*Exercise prompt*: Scan the material below for the word "module", then copy every line in which it appears.

*Data records*:

******

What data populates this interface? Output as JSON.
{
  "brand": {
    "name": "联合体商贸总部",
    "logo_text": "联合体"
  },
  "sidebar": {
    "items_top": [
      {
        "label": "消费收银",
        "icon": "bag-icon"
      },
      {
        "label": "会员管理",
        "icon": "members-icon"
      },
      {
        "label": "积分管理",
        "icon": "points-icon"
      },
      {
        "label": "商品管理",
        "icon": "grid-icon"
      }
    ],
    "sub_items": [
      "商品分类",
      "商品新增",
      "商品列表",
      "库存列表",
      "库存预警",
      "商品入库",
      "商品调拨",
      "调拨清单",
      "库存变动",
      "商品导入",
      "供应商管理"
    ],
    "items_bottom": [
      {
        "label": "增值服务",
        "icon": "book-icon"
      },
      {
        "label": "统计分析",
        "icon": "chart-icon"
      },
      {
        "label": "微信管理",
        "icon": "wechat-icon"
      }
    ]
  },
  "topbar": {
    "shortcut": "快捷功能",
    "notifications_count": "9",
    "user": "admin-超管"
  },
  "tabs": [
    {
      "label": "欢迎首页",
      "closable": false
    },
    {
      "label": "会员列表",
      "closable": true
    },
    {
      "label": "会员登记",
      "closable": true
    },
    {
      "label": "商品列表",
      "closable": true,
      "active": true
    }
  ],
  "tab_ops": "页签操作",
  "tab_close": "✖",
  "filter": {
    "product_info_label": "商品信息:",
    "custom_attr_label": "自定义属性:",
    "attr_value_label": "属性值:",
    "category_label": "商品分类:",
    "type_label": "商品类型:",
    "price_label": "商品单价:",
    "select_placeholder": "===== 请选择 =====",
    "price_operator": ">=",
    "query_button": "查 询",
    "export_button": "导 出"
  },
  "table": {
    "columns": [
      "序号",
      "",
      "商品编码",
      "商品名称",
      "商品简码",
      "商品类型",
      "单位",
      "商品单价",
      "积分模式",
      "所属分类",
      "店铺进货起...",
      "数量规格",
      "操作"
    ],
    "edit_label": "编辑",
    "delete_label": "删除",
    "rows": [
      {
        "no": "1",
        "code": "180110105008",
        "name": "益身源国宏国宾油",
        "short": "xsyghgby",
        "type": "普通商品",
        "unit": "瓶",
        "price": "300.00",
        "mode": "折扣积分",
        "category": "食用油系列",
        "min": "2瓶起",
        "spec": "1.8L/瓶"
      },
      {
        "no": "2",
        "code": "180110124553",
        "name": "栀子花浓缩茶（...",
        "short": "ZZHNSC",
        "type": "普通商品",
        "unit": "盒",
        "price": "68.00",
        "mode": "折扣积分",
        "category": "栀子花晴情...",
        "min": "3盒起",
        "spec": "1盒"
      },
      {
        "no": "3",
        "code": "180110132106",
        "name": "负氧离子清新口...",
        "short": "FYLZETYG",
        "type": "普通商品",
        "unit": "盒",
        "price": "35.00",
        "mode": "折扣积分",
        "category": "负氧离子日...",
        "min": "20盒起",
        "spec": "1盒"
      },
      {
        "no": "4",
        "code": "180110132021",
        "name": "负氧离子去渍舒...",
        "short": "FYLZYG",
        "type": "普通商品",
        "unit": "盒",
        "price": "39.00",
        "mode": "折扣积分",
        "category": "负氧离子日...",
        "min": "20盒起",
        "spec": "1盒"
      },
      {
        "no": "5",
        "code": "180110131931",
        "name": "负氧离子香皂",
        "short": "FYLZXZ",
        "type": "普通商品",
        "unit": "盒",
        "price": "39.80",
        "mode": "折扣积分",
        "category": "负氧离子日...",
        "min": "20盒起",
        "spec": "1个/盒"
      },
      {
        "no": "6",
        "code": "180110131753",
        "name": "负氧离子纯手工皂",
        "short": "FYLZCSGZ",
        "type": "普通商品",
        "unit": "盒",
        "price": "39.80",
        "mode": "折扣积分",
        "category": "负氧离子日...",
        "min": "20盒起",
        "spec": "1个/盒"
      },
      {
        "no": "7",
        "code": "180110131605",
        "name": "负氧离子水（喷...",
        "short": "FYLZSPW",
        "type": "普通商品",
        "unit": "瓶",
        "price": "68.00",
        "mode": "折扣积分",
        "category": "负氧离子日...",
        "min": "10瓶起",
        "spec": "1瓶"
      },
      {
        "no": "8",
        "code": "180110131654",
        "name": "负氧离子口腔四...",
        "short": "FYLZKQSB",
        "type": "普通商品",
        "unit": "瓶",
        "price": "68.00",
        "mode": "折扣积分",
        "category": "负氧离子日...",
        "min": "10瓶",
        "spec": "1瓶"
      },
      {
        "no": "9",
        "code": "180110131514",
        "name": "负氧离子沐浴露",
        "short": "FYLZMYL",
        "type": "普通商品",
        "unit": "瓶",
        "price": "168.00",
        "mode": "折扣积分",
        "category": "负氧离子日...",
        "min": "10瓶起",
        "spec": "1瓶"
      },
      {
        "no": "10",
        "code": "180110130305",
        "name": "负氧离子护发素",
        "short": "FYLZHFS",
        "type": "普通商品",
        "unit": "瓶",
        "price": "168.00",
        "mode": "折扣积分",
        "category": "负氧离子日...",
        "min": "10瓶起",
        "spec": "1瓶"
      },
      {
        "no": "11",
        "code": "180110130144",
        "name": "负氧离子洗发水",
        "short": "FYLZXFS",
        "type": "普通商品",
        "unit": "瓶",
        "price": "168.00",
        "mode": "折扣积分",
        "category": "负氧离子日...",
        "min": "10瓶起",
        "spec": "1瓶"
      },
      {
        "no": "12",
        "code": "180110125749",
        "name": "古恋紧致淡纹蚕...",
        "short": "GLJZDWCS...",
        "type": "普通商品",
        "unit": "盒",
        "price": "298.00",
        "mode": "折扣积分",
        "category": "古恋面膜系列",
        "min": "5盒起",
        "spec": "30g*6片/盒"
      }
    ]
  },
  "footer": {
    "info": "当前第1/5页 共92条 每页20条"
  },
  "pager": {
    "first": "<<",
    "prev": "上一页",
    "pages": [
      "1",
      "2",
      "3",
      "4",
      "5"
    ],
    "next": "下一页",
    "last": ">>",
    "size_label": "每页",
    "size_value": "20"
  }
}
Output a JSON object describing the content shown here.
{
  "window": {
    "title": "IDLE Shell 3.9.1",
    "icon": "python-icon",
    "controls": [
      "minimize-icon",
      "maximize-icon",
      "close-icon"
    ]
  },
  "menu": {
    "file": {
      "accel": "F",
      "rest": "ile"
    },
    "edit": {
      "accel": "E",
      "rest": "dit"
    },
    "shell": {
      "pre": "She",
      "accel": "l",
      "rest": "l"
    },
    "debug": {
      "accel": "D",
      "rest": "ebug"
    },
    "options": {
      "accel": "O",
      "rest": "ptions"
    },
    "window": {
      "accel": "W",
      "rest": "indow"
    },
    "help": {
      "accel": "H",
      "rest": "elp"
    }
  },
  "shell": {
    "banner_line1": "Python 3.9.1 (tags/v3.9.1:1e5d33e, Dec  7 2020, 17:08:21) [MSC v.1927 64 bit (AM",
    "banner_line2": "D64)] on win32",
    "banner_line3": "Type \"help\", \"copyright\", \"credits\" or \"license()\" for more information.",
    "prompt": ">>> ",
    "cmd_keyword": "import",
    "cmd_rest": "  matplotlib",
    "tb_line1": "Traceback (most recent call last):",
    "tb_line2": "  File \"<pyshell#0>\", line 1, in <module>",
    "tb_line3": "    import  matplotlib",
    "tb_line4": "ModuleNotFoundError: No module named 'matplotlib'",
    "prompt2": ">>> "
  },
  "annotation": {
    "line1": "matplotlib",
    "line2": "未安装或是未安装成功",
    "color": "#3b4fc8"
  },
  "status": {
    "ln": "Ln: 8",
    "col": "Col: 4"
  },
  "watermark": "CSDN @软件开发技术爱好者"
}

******

*Written answer*:
    "tb_line2": "  File \"<pyshell#0>\", line 1, in <module>",
    "tb_line4": "ModuleNotFoundError: No module named 'matplotlib'",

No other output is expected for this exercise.